== Records to use ==

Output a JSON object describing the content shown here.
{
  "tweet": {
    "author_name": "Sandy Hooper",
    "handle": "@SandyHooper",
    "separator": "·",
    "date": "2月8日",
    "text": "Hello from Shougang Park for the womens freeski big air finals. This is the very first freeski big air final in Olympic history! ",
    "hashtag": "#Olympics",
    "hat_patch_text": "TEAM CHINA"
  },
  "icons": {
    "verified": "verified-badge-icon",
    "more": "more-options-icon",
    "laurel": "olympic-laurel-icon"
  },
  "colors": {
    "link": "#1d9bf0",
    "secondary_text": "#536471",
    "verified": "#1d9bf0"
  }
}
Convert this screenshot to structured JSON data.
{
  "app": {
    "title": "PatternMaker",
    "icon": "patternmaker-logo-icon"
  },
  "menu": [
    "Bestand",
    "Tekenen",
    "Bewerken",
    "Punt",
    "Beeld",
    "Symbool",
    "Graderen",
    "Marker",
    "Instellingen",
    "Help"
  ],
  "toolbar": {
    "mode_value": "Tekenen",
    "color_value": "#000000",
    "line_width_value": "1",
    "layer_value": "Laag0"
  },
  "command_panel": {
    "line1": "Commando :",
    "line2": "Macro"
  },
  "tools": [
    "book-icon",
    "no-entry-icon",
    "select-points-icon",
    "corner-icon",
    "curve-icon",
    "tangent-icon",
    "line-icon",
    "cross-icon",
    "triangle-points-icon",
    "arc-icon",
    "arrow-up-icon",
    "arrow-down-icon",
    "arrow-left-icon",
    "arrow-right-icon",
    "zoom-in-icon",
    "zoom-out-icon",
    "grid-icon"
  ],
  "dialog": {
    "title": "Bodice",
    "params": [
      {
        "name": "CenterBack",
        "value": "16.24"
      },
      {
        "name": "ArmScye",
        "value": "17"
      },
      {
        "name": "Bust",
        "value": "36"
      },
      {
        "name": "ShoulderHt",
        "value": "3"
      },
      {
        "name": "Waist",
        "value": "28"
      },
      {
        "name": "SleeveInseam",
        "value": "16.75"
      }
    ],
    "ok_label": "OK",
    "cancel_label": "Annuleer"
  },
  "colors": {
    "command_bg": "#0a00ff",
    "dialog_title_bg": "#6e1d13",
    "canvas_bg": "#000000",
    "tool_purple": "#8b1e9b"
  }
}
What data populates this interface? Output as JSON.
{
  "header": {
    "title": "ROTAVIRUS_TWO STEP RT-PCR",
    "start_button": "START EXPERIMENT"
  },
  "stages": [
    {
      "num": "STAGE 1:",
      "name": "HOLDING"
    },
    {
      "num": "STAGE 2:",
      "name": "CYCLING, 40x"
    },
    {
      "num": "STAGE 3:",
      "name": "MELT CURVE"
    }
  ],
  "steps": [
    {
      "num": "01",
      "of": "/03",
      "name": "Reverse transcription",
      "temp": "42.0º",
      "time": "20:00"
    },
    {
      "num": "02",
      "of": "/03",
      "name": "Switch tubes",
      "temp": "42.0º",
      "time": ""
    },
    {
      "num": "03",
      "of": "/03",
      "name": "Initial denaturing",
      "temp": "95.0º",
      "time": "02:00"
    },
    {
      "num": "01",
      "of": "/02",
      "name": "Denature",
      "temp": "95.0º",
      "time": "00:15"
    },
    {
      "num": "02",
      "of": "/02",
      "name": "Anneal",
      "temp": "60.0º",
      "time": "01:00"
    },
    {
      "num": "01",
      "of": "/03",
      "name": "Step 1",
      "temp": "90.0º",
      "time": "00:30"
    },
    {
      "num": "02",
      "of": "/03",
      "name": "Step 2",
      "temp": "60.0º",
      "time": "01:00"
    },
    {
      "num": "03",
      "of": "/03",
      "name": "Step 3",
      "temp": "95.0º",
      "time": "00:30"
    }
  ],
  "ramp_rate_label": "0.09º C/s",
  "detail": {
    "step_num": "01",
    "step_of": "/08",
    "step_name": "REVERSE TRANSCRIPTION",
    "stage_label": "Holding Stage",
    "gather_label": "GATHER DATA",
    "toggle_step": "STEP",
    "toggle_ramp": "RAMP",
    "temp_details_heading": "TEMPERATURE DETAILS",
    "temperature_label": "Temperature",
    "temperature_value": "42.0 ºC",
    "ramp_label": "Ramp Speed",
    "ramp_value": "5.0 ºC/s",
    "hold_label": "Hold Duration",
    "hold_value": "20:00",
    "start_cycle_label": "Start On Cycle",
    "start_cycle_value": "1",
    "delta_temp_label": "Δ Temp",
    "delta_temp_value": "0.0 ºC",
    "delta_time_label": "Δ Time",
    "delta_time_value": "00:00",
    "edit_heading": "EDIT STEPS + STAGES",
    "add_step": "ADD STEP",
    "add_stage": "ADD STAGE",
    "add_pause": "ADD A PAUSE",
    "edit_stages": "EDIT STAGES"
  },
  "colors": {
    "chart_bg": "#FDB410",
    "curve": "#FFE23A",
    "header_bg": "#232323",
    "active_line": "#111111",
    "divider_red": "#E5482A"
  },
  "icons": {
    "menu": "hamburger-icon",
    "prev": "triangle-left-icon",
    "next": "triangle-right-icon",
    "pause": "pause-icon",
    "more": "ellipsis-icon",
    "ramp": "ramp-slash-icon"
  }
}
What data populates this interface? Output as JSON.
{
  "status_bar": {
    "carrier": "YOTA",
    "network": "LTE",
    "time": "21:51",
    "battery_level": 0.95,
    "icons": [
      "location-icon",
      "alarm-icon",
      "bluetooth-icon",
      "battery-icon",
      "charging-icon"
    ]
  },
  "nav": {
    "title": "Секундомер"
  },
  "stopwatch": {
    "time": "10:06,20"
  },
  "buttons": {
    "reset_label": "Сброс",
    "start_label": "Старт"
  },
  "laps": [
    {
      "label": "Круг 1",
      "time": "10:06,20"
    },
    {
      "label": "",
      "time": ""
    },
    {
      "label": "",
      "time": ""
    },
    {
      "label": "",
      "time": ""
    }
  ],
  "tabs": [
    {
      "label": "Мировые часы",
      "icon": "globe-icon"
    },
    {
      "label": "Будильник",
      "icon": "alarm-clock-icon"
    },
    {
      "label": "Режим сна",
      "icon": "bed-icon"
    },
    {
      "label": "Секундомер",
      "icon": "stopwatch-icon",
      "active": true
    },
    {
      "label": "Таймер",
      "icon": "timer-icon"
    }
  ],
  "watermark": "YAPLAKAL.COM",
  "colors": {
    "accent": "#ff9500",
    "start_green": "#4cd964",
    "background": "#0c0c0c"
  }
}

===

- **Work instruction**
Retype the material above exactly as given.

- **Task solution**
Output a JSON object describing the content shown here.
{
  "tweet": {
    "author_name": "Sandy Hooper",
    "handle": "@SandyHooper",
    "separator": "·",
    "date": "2月8日",
    "text": "Hello from Shougang Park for the womens freeski big air finals. This is the very first freeski big air final in Olympic history! ",
    "hashtag": "#Olympics",
    "hat_patch_text": "TEAM CHINA"
  },
  "icons": {
    "verified": "verified-badge-icon",
    "more": "more-options-icon",
    "laurel": "olympic-laurel-icon"
  },
  "colors": {
    "link": "#1d9bf0",
    "secondary_text": "#536471",
    "verified": "#1d9bf0"
  }
}
Convert this screenshot to structured JSON data.
{
  "app": {
    "title": "PatternMaker",
    "icon": "patternmaker-logo-icon"
  },
  "menu": [
    "Bestand",
    "Tekenen",
    "Bewerken",
    "Punt",
    "Beeld",
    "Symbool",
    "Graderen",
    "Marker",
    "Instellingen",
    "Help"
  ],
  "toolbar": {
    "mode_value": "Tekenen",
    "color_value": "#000000",
    "line_width_value": "1",
    "layer_value": "Laag0"
  },
  "command_panel": {
    "line1": "Commando :",
    "line2": "Macro"
  },
  "tools": [
    "book-icon",
    "no-entry-icon",
    "select-points-icon",
    "corner-icon",
    "curve-icon",
    "tangent-icon",
    "line-icon",
    "cross-icon",
    "triangle-points-icon",
    "arc-icon",
    "arrow-up-icon",
    "arrow-down-icon",
    "arrow-left-icon",
    "arrow-right-icon",
    "zoom-in-icon",
    "zoom-out-icon",
    "grid-icon"
  ],
  "dialog": {
    "title": "Bodice",
    "params": [
      {
        "name": "CenterBack",
        "value": "16.24"
      },
      {
        "name": "ArmScye",
        "value": "17"
      },
      {
        "name": "Bust",
        "value": "36"
      },
      {
        "name": "ShoulderHt",
        "value": "3"
      },
      {
        "name": "Waist",
        "value": "28"
      },
      {
        "name": "SleeveInseam",
        "value": "16.75"
      }
    ],
    "ok_label": "OK",
    "cancel_label": "Annuleer"
  },
  "colors": {
    "command_bg": "#0a00ff",
    "dialog_title_bg": "#6e1d13",
    "canvas_bg": "#000000",
    "tool_purple": "#8b1e9b"
  }
}
What data populates this interface? Output as JSON.
{
  "header": {
    "title": "ROTAVIRUS_TWO STEP RT-PCR",
    "start_button": "START EXPERIMENT"
  },
  "stages": [
    {
      "num": "STAGE 1:",
      "name": "HOLDING"
    },
    {
      "num": "STAGE 2:",
      "name": "CYCLING, 40x"
    },
    {
      "num": "STAGE 3:",
      "name": "MELT CURVE"
    }
  ],
  "steps": [
    {
      "num": "01",
      "of": "/03",
      "name": "Reverse transcription",
      "temp": "42.0º",
      "time": "20:00"
    },
    {
      "num": "02",
      "of": "/03",
      "name": "Switch tubes",
      "temp": "42.0º",
      "time": ""
    },
    {
      "num": "03",
      "of": "/03",
      "name": "Initial denaturing",
      "temp": "95.0º",
      "time": "02:00"
    },
    {
      "num": "01",
      "of": "/02",
      "name": "Denature",
      "temp": "95.0º",
      "time": "00:15"
    },
    {
      "num": "02",
      "of": "/02",
      "name": "Anneal",
      "temp": "60.0º",
      "time": "01:00"
    },
    {
      "num": "01",
      "of": "/03",
      "name": "Step 1",
      "temp": "90.0º",
      "time": "00:30"
    },
    {
      "num": "02",
      "of": "/03",
      "name": "Step 2",
      "temp": "60.0º",
      "time": "01:00"
    },
    {
      "num": "03",
      "of": "/03",
      "name": "Step 3",
      "temp": "95.0º",
      "time": "00:30"
    }
  ],
  "ramp_rate_label": "0.09º C/s",
  "detail": {
    "step_num": "01",
    "step_of": "/08",
    "step_name": "REVERSE TRANSCRIPTION",
    "stage_label": "Holding Stage",
    "gather_label": "GATHER DATA",
    "toggle_step": "STEP",
    "toggle_ramp": "RAMP",
    "temp_details_heading": "TEMPERATURE DETAILS",
    "temperature_label": "Temperature",
    "temperature_value": "42.0 ºC",
    "ramp_label": "Ramp Speed",
    "ramp_value": "5.0 ºC/s",
    "hold_label": "Hold Duration",
    "hold_value": "20:00",
    "start_cycle_label": "Start On Cycle",
    "start_cycle_value": "1",
    "delta_temp_label": "Δ Temp",
    "delta_temp_value": "0.0 ºC",
    "delta_time_label": "Δ Time",
    "delta_time_value": "00:00",
    "edit_heading": "EDIT STEPS + STAGES",
    "add_step": "ADD STEP",
    "add_stage": "ADD STAGE",
    "add_pause": "ADD A PAUSE",
    "edit_stages": "EDIT STAGES"
  },
  "colors": {
    "chart_bg": "#FDB410",
    "curve": "#FFE23A",
    "header_bg": "#232323",
    "active_line": "#111111",
    "divider_red": "#E5482A"
  },
  "icons": {
    "menu": "hamburger-icon",
    "prev": "triangle-left-icon",
    "next": "triangle-right-icon",
    "pause": "pause-icon",
    "more": "ellipsis-icon",
    "ramp": "ramp-slash-icon"
  }
}
What data populates this interface? Output as JSON.
{
  "status_bar": {
    "carrier": "YOTA",
    "network": "LTE",
    "time": "21:51",
    "battery_level": 0.95,
    "icons": [
      "location-icon",
      "alarm-icon",
      "bluetooth-icon",
      "battery-icon",
      "charging-icon"
    ]
  },
  "nav": {
    "title": "Секундомер"
  },
  "stopwatch": {
    "time": "10:06,20"
  },
  "buttons": {
    "reset_label": "Сброс",
    "start_label": "Старт"
  },
  "laps": [
    {
      "label": "Круг 1",
      "time": "10:06,20"
    },
    {
      "label": "",
      "time": ""
    },
    {
      "label": "",
      "time": ""
    },
    {
      "label": "",
      "time": ""
    }
  ],
  "tabs": [
    {
      "label": "Мировые часы",
      "icon": "globe-icon"
    },
    {
      "label": "Будильник",
      "icon": "alarm-clock-icon"
    },
    {
      "label": "Режим сна",
      "icon": "bed-icon"
    },
    {
      "label": "Секундомер",
      "icon": "stopwatch-icon",
      "active": true
    },
    {
      "label": "Таймер",
      "icon": "timer-icon"
    }
  ],
  "watermark": "YAPLAKAL.COM",
  "colors": {
    "accent": "#ff9500",
    "start_green": "#4cd964",
    "background": "#0c0c0c"
  }
}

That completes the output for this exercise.